MATERIAL SUPPLIED START

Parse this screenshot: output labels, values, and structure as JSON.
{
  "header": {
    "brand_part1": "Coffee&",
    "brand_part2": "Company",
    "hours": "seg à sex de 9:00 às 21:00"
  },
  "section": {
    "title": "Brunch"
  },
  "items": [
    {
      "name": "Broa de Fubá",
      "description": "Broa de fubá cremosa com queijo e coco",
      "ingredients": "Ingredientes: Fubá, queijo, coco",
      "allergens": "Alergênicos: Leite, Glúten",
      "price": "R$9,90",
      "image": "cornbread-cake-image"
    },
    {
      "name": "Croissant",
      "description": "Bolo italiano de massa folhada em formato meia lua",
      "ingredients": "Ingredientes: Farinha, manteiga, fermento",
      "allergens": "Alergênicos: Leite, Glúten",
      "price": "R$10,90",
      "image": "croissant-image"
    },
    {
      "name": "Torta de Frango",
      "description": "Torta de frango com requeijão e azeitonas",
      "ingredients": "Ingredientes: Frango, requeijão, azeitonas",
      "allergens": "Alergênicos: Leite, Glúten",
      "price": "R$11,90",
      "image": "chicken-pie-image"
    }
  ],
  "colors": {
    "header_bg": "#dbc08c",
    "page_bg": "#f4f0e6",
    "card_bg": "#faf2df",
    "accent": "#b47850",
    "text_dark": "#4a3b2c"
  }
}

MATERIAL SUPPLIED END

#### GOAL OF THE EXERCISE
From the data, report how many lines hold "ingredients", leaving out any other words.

#### EXERCISE RESULT
3